Filed under:

Ronda Rousey on how to come back from a loss: “Being defeated is a choice”

On Ellen DeGeneres's show, the MMA fighter discusses her devastation after losing to Holly Holm.

Emily St. James was a senior correspondent for Vox, covering American identities. Before she joined Vox in 2014, she was the first TV editor of the A.V. Club.

It's hard to lose. Obviously you have to deal with the immediate moment afterward, when somebody else is crowned the winner. But you also have to deal with the aftermath — the part where you replay things in your mind and wonder just what you might have done differently to change what happened. That aftermath can last a few minutes. It can last months. It can last a lifetime. But you have to deal with it somehow.

That's the mindset MMA fighter Ronda Rousey must have had to push through after she lost her first fight ever, to Holly Holm in 2015. Before the fight with Holm, Rousey had seemed invincible.
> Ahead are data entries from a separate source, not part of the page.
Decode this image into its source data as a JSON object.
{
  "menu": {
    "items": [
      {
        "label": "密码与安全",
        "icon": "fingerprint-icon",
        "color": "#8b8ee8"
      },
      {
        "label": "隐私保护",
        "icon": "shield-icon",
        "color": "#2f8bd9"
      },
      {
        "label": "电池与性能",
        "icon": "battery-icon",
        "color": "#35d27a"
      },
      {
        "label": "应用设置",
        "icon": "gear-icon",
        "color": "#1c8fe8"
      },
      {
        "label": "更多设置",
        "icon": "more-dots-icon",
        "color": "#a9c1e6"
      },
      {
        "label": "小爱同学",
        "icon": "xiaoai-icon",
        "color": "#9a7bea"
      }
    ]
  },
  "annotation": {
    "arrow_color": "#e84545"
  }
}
Afterward she seemed, well, human.

In a moving, open interview with Ellen DeGeneres, Rousey discusses both the loss to Holm and its aftermath, when she considered suicide for a brief second as she devastatingly linked her defeat to the end of her self-worth: "What am I anymore without this?"

Rousey discusses a heartbreaking moment of personal despair
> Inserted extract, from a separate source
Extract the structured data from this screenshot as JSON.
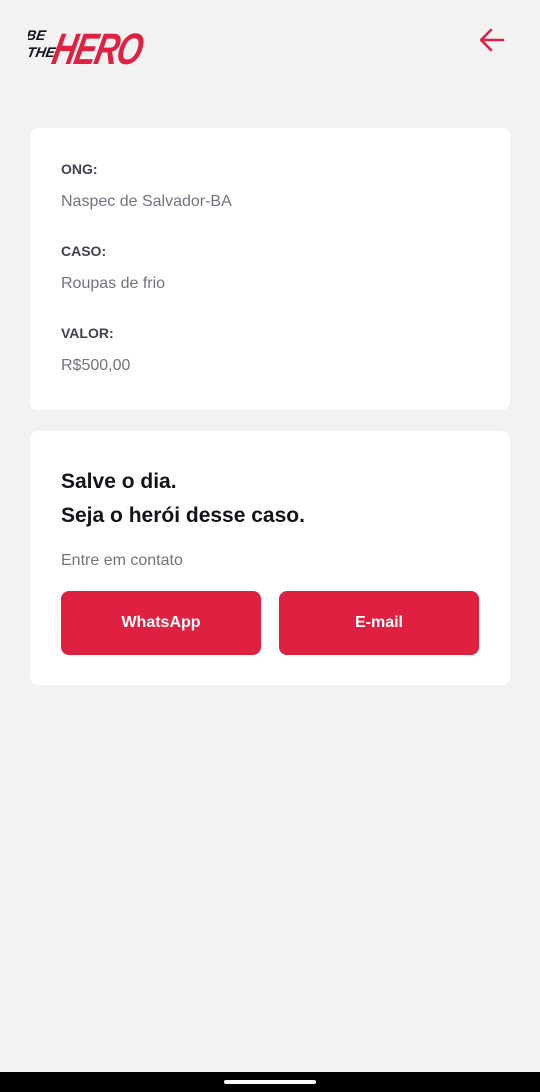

One of the most interesting things about this interview is that it seems Rousey knew she was going to lose from fairly early on. Holm clocked her with a hard enough hit that she became disoriented, a feeling that lasted for several hours. (Rousey says it only wore off the morning after the fight.)

When DeGeneres asks if Rousey had a headache, the fighter says it's not the physical pain that hurts after a fight, but the mental pain. Even if Rousey had somehow won, she would have had to deal with not quite knowing where she was in space, thanks to that hard hit.
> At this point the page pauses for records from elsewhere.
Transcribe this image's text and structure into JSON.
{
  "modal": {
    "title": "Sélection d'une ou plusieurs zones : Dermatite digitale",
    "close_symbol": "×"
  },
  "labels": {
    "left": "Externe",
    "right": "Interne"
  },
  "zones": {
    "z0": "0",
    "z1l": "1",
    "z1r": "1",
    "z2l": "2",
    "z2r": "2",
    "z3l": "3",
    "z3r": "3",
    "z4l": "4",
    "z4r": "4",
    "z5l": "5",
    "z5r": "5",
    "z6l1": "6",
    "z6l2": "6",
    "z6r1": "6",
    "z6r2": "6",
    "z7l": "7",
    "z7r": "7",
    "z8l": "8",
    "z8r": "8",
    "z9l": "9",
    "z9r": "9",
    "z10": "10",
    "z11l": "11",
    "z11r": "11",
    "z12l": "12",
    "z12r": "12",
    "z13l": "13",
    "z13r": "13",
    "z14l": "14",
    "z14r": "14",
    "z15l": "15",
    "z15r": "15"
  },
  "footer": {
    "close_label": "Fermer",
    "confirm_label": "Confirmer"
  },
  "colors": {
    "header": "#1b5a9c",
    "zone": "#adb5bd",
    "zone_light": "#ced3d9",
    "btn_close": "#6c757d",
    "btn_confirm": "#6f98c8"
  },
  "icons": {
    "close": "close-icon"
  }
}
But combine that with the loss — and the fact that it was her first — and you have a recipe for a killer case of situational depression, when things get so bad that you can lapse into a point where you're at your lowest ebb.

For Rousey, that came immediately after the fight, when, overwhelmed by emotion, she momentarily thought about killing herself. "I was literally sitting there and thinking about killing myself, and that exact second I’m like, ‘I’m nothing, what do I do anymore, and no one gives a shit about me anymore without this," she told DeGeneres.

Rousey says the presence of her boyfriend, Travis Browne, helped her emerge from that moment of despair. But it's also clear that the process of going from an undefeated Ronda Rousey to a Ronda Rousey with one loss under her belt has been an arduous one psychologically.

In recent weeks, Rousey has been slowly reentering the public eye, particularly with her recent Saturday Night Live hosting stint and her presence as one of the cover models for Sports Illustrated's annual swimsuit issue. But a rematch with Holm has yet to be scheduled (though Rousey says in the interview that she wants it to happen).

Meanwhile, Rousey leaves viewers with something worth contemplating. Winning or losing a fight is a fact, but being undefeated is a state of mind, she says. We'll all lose, possibly many times, but being undefeated is about more than that. It's about confidence and trying again. And it's about accepting that just because you've lost, you don't have to be a failure.